“In most of these physical or verbal acts of violence, the act comes before simple communication between neighbours.”
The countryside and the law
The law in France does not yet recognise these specific countryside needs, which has prompted Mr Verney’s association to push for legal acknowledgement of the characteristics of a rural lifestyle.
A legal bill is currently being examined by parliament. It introduces the idea of “a sensory heritage of the countryside” and would mean that “sound and smell emissions from natural spaces and areas can be the object of a title registration of sensory heritage, and the nuisance sounds and smells cannot be considered as abnormal issues by neighbours”.
The list of smells and sounds that could be included as part of the heritage list - and how this would be decided - has not yet been determined.
Noisy animals and angry countryside neighbours are not a new issue in France.
Over the past few years, there have been a number of cases involving crowing cockerels, ringing church bells and cowbells, croaking frogs, and “unbearable” smells from cow farms.

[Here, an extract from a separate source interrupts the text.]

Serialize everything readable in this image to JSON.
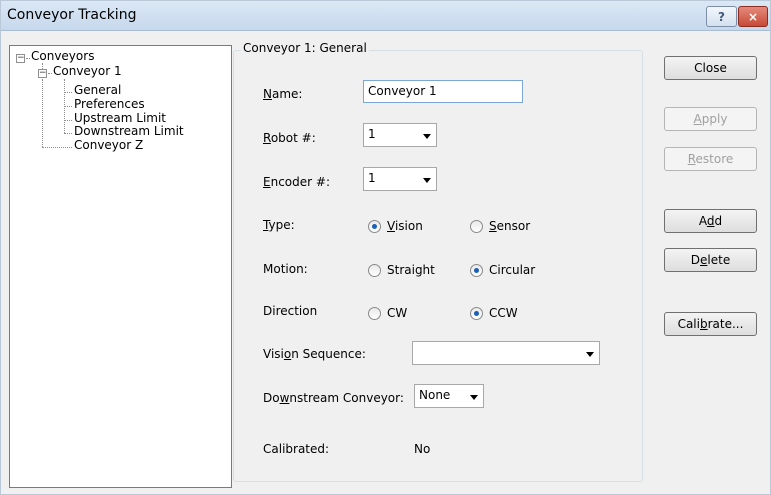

In 2019, a mayor in an Haute-Savoie (Auvergne-Rhône-Alpes) commune took out a decree to preserve “life in the countryside”, and ruled that cockerels were legally free to crow to their heart’s content.
Earlier that year, Île d'Oléron (Charente-Maritime) cockerel “Maurice Le Coq” hit international headlines and became the “most famous cockerel in France” when a court gave its owner 15 days to remove or silence him, after neighbours had complained that his crows were disturbing their sleep.
The initial ruling was later overturned by a court in Rochefort. This second court rejected the neighbours’ complaint and ordered them to pay €1,000 in damages to the animal's owner, Corinne Fesseau, who was allowed to keep Maurice after all.
In a similar case, another cockerel - Coco, from Margny-lès-Compiègne in the Oise (Hauts-de-France) - was also the subject of a popular petition after a court ruled the bird was too loud.
In the same year, police in Indre-et-Loire reported that a resident had called them after hearing “screams of help”, which actually turned out to be cockerel crows from a nearby yard.
The proliferation of cases led to the mayor of another French village calling for the sounds of the countryside to be listed as part of the country's “national heritage”.
Other similar cases have been reported in recent years, including a farmer who was ordered (and refused) to remove ringing cowbells from his herd; a Dordogne couple who were ordered to drain their pond of noisy frogs; and one village that even held a local referendum on whether to allow church bells to ring in the morning after one resident complained.
In October this year, a village in northern France installed a sign in its main square that reads “Beware, you are in the countryside. Here, we have two [church] bells that ring often, roosters that crow early in the morning, and cows in the fields with bells around their necks…
“We have farmers who are working to give you food, artisans who are working for you...if you cannot stand these countryside noises, from a village that wants to develop itself reasonably, that’s up to you...
"If you cannot stand that others might benefit from our environment, that’s up to you...but respect this area and the people who are used to all...”
And in Morbihan, Brittany, homebuyers must now sign contracts confirming that they will accept the sights, sounds and smells of country life, before being allowed to move to the area.